Where its predecessor - African Lullabies Part 1 - focused on original compositions by South African singers and songwriters and was sung across various languages, African Lullabies Part 2, expands beyond the borders of South Africa and creates a diverse offering of children’s music in various African languages for babies on the continent and in the diaspora.
Most of the recordings are original compositions by the artists, drawing from their experiences in parenthood, African folklore, while others are interpretations of previously released material arranged and re-recorded as lullabies.
On creating her first children’s song, Karun said, "It’s really cute to have been asked to make a children’s song. This is my first children’s song, I never thought I would. I really enjoy making calm, relaxing music so this made sense. I never saw children’s music as something that I would do but given the opportunity it’s something that I would jump on. I have a son and I like kids, it’s a cool challenge."

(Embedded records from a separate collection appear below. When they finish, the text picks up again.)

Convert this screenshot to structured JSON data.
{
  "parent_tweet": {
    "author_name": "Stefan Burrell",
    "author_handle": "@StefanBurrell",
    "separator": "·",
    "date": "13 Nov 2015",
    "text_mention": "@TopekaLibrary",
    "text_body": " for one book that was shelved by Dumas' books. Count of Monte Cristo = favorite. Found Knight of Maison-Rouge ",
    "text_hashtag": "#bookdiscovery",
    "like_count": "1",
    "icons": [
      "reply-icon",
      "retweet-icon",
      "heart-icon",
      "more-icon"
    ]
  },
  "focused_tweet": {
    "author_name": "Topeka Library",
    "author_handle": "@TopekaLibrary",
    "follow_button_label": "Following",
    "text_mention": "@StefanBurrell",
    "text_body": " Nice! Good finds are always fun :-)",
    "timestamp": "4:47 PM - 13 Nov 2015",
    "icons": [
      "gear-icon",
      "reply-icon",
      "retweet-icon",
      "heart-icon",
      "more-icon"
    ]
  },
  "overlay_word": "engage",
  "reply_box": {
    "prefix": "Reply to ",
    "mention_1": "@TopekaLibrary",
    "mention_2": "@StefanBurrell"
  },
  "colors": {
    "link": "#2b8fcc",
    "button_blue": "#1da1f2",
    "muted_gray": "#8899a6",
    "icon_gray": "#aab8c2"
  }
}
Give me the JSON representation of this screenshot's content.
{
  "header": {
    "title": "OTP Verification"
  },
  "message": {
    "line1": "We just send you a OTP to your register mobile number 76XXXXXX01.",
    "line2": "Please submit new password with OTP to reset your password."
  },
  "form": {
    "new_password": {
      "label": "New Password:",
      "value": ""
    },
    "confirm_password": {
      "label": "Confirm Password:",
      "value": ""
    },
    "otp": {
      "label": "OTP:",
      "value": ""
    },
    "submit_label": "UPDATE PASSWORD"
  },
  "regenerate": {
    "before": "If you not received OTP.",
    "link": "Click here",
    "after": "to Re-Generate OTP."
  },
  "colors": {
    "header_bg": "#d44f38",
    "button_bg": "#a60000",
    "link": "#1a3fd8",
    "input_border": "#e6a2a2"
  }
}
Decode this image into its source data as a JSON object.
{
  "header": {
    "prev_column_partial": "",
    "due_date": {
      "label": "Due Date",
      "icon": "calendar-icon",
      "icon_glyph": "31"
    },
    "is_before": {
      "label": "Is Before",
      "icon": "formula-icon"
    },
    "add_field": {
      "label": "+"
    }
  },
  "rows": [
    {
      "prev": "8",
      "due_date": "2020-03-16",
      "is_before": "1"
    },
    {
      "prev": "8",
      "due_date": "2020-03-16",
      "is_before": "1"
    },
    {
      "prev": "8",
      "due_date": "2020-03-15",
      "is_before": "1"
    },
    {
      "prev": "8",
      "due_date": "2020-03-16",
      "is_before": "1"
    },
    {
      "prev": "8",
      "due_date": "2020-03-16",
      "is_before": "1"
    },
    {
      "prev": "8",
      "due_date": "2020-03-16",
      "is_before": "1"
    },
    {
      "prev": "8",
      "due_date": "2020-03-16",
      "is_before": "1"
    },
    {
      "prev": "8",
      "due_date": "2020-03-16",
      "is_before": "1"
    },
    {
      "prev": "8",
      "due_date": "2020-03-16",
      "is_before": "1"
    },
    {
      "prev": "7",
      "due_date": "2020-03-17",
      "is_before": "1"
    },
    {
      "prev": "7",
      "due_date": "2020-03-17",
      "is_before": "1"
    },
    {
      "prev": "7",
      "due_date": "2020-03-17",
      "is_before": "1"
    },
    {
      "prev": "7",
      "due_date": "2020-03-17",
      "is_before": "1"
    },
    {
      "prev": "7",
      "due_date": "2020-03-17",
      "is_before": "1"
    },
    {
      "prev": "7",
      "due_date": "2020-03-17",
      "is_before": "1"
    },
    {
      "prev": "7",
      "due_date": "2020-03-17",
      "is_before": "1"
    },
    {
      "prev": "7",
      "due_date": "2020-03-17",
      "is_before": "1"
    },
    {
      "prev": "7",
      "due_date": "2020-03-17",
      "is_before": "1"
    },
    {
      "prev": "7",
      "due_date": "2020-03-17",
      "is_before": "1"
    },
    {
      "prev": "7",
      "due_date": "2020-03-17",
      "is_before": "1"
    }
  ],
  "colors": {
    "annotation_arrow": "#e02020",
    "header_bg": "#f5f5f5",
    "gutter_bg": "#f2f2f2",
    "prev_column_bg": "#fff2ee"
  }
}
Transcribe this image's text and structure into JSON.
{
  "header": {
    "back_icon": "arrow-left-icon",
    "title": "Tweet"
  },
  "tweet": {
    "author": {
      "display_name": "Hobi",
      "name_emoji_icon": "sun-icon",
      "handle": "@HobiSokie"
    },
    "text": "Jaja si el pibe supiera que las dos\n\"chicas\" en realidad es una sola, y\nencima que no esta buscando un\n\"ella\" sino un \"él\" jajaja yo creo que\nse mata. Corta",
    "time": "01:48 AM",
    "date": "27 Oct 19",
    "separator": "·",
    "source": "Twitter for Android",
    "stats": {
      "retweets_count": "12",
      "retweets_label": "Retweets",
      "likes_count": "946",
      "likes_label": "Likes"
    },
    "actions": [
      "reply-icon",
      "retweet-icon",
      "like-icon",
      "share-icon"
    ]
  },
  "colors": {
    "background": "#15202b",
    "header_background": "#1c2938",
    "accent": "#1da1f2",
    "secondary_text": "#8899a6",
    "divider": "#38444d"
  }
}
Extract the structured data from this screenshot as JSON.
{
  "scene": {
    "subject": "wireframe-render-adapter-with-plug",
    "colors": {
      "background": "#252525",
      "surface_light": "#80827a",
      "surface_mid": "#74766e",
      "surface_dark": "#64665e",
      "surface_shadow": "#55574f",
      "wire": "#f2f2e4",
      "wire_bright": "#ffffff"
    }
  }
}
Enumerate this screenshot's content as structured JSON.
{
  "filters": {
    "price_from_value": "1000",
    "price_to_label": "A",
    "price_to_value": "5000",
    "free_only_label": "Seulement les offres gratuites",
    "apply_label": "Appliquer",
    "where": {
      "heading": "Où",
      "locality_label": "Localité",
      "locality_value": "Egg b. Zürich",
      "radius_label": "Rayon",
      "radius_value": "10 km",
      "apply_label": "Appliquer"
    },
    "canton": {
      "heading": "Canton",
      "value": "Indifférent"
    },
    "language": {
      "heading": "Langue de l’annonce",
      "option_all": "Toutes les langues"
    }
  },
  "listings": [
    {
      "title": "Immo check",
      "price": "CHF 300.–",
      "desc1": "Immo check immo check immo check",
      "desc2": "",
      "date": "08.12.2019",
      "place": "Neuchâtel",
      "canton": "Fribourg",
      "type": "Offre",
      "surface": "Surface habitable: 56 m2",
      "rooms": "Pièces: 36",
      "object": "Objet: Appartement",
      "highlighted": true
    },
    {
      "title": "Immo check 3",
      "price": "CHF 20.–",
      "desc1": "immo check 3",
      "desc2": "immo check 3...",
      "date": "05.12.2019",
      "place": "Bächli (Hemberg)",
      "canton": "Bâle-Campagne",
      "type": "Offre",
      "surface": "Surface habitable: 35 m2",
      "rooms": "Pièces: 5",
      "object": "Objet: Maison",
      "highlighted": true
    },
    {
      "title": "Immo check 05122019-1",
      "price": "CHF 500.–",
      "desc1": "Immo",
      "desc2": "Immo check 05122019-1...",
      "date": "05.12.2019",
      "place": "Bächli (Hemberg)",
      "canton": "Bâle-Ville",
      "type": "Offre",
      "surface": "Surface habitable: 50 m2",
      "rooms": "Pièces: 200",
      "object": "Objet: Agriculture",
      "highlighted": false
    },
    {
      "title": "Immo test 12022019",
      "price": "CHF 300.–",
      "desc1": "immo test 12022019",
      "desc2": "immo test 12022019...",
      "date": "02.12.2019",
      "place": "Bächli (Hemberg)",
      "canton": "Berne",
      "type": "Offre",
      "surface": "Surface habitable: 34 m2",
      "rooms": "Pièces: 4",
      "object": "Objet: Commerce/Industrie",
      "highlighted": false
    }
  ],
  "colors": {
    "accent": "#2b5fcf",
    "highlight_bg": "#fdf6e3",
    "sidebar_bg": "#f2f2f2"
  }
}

Karun added, "I learned a lot about myself when creating this song. I produced the whole song, I love layering vocals, I was playing around with different effects - I learned phasing. It was a lot of learning on the technical side of it. I also learned that there’s a lot more I need to connect with my mother tongue Kikuyu. Me and my grandmother connected over her helping me remember the lullaby at the end of the song. Kikuyu is my first language but I forgot it a long time ago, so I learned that I’m still connected to it."
Speaking ahead of the release, Ayra Starr also said, "My aunt is my world and she just gave birth three months ago. I made the song just before she gave birth, so it was kind of like making a song for my niece. Growing up we made up songs ourselves as children, at school we used to make up our own lullabies because we didn’t want to have to sing “Twinkle, twinkle, little star.” When I started making the song I wanted to make something that my younger self would be so proud of. It’s important for more African lullabies to be made because African children need more representation, we didn’t see a lot of that growing up, there weren’t a lot of black dolls and I didn’t get to see a lot of that growing up. I think that African lullabies will inspire children in different ways."
The full tracklist is as follows:
1. Psalms of Suli - Hello Little One
2. Teni - One Day
3. Simi - Iya Ni Wura
4. Karun - Dream Lullaby (Wakarirü)
5. Tresor - La Vie Est Belle
6. Olayinka Ehi - Sweet One
7. Asa - Little Darling
8. Ayra Starr - Stars
9. Aymos - Lullaby Song
10. Ntsika - Busuku Benzolo
11. WurlD - Never Alone
12. Manana - In The Morning